- _Work task_: Each line of the data below that includes the string "client" must be copied.

Data records for software interfaces
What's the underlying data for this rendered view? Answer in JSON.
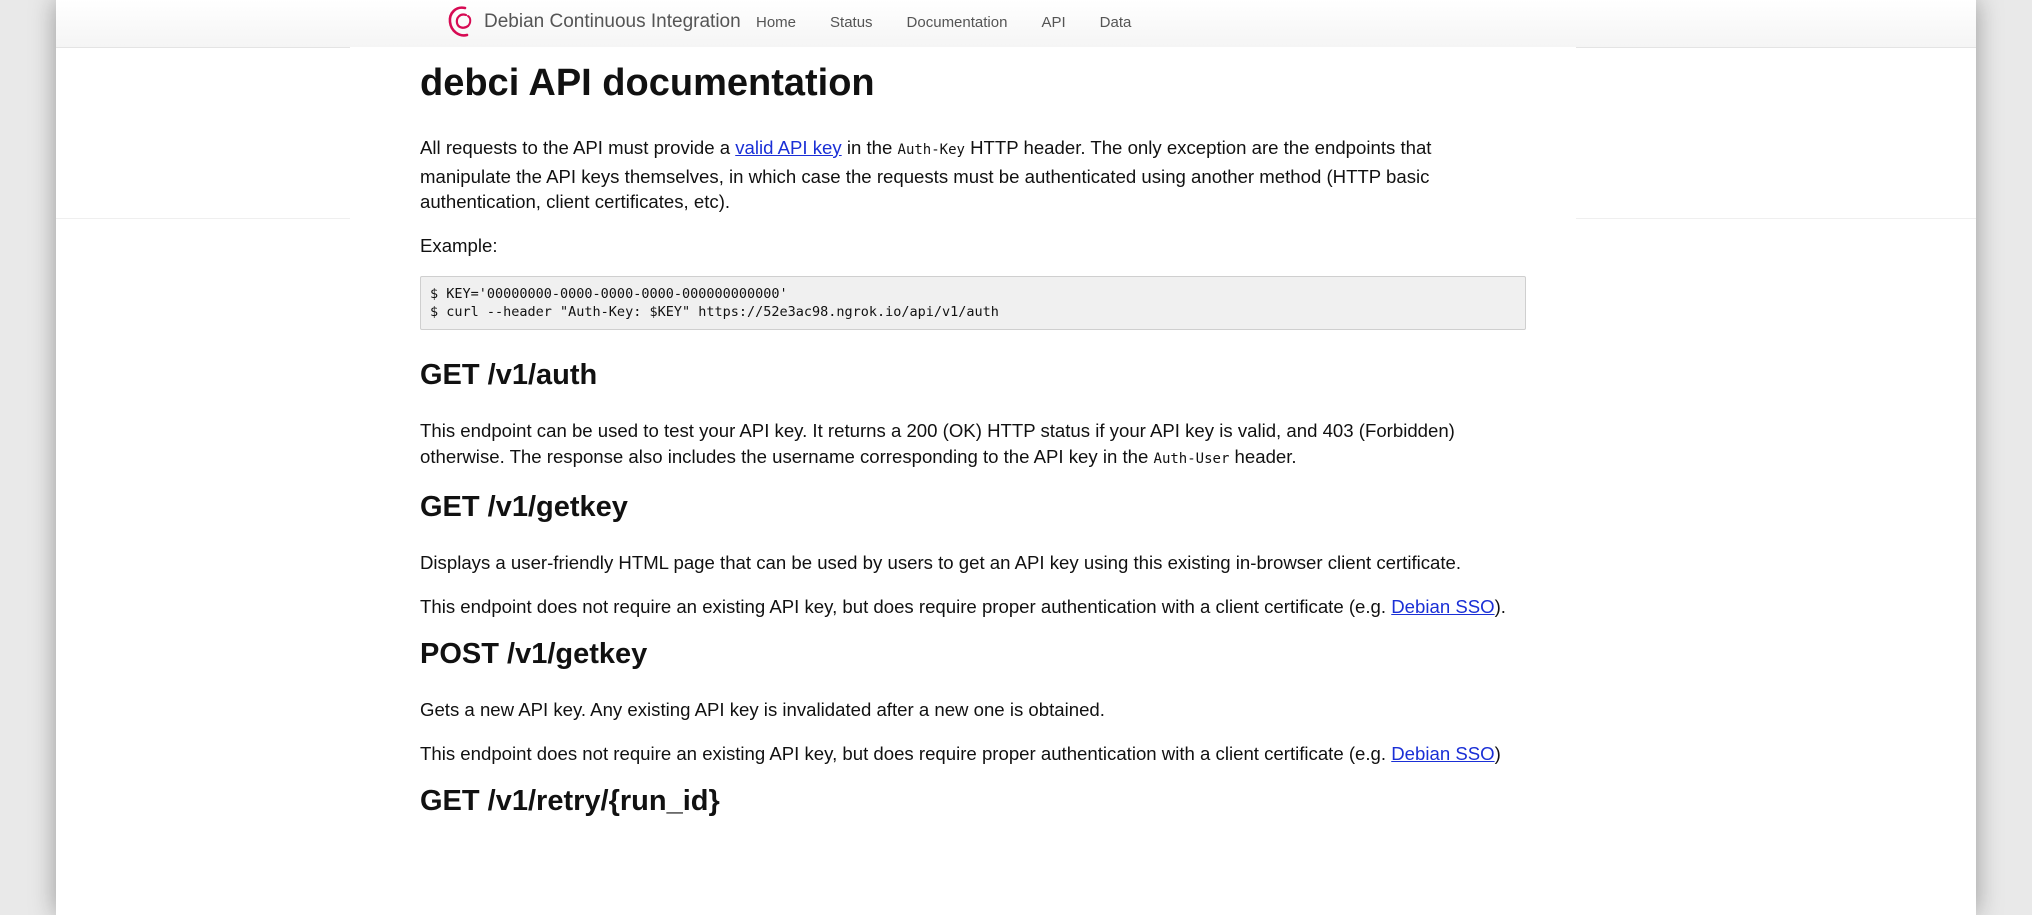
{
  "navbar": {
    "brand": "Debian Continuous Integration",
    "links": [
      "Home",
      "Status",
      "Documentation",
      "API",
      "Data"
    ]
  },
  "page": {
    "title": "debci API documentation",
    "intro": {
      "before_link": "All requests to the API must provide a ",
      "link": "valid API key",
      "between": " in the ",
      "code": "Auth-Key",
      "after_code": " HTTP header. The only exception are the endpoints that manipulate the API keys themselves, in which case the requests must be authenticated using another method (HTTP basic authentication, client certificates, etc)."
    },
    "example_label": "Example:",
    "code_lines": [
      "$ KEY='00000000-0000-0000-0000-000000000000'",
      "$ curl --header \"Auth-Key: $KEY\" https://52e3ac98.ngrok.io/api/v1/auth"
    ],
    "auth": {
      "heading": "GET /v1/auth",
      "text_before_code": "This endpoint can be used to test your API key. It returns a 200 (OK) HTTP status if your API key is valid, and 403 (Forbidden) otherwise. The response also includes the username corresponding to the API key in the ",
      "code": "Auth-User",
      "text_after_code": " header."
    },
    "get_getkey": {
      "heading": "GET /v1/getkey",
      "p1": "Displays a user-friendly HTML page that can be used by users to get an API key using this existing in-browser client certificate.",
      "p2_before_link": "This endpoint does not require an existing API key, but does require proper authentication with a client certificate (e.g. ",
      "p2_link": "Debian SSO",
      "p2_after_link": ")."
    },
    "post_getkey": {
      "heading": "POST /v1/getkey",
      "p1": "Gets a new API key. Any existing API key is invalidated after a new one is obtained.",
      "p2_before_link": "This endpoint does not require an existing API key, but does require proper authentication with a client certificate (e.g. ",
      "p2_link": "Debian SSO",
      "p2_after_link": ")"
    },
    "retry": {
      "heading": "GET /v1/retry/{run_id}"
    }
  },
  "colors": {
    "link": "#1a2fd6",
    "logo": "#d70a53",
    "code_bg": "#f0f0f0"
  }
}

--

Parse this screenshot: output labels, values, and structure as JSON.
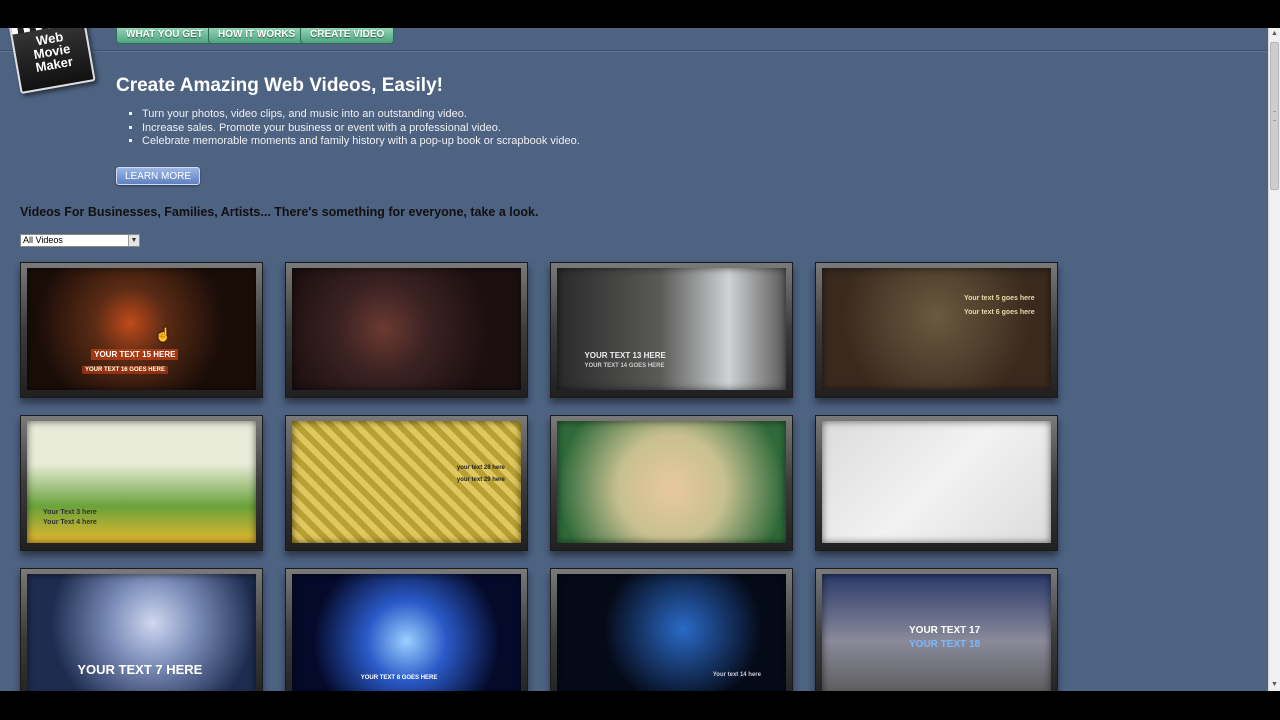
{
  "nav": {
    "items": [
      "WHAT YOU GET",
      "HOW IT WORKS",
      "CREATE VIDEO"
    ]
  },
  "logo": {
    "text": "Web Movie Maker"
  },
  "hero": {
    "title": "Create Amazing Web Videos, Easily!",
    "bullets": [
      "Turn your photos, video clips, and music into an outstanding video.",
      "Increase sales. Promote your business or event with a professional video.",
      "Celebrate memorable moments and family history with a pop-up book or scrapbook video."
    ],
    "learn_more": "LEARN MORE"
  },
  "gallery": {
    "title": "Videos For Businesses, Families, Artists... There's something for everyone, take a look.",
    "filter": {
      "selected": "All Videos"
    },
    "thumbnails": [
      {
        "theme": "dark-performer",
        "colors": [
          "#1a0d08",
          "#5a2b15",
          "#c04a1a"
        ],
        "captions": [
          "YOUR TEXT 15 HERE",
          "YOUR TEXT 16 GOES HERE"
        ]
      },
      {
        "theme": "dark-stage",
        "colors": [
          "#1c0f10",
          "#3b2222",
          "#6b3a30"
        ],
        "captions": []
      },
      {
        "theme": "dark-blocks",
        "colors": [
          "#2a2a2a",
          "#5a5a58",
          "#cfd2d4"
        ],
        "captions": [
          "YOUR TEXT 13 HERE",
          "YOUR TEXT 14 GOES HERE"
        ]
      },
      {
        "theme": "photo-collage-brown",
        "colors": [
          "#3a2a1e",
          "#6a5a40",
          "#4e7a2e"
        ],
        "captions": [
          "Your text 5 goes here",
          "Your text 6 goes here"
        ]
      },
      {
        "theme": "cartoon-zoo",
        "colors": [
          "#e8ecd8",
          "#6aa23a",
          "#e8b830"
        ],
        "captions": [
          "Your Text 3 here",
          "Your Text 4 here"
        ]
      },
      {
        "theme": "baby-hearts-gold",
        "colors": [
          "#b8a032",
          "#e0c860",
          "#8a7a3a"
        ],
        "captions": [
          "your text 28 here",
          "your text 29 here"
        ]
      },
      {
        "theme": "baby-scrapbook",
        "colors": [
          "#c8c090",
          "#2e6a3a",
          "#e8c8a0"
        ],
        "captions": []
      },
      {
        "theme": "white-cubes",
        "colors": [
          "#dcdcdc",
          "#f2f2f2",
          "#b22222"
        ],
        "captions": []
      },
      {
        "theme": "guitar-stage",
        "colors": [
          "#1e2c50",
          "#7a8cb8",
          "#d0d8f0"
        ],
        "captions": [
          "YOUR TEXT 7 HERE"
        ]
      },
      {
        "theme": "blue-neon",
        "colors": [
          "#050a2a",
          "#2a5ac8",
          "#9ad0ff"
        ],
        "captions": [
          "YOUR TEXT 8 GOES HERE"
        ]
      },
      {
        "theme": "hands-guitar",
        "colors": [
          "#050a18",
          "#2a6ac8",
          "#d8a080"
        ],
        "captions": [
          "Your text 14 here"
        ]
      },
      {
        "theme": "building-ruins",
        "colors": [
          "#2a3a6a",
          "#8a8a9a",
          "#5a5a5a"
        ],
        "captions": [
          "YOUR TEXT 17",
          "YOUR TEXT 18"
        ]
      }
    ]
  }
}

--

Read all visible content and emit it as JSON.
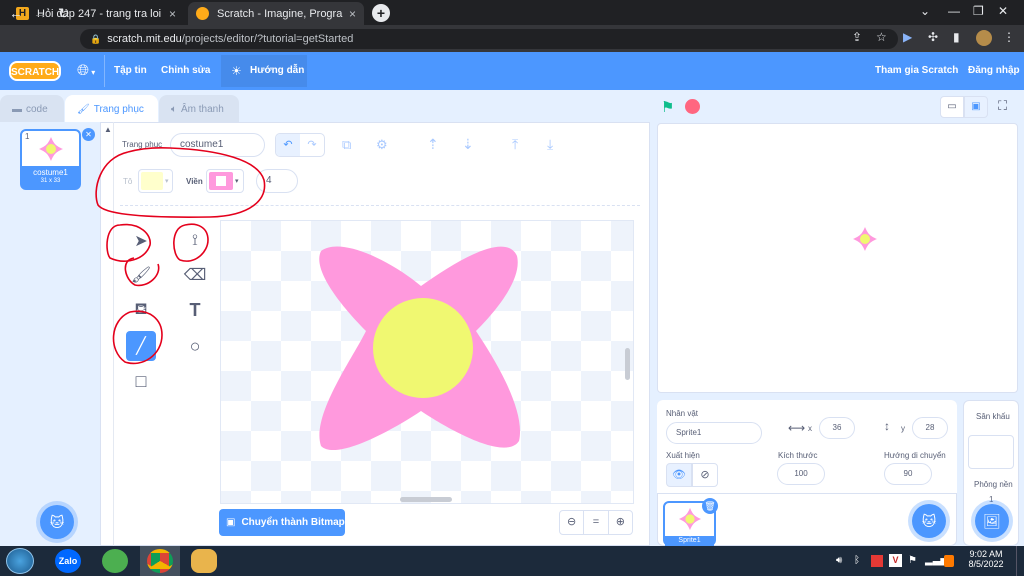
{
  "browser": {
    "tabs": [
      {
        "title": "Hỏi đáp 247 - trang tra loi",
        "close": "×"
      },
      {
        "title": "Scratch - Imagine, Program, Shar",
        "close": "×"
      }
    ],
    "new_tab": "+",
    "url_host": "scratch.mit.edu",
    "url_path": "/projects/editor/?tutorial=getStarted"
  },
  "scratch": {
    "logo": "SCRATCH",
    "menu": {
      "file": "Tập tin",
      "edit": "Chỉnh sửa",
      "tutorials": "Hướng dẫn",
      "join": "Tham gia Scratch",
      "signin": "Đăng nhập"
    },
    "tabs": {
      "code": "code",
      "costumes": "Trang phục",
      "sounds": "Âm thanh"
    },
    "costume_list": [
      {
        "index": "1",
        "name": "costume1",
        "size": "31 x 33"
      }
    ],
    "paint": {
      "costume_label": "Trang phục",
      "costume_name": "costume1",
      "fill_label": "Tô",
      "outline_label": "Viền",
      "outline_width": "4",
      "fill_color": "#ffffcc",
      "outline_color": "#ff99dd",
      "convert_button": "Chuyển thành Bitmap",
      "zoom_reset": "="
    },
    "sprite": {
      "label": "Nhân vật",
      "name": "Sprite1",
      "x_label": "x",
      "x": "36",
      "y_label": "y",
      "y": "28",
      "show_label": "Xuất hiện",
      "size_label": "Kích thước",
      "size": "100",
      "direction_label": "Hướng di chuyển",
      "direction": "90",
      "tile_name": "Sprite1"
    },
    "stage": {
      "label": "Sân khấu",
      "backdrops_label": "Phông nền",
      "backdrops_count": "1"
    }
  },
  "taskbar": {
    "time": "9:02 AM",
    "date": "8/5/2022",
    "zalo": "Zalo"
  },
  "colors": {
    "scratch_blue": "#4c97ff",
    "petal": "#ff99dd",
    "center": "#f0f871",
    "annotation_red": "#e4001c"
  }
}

- _Reply_:
      "after_code": " HTTP header. The only exception are the endpoints that manipulate the API keys themselves, in which case the requests must be authenticated using another method (HTTP basic authentication, client certificates, etc)."
      "p1": "Displays a user-friendly HTML page that can be used by users to get an API key using this existing in-browser client certificate.",
      "p2_before_link": "This endpoint does not require an existing API key, but does require proper authentication with a client certificate (e.g. ",
      "p2_before_link": "This endpoint does not require an existing API key, but does require proper authentication with a client certificate (e.g. ",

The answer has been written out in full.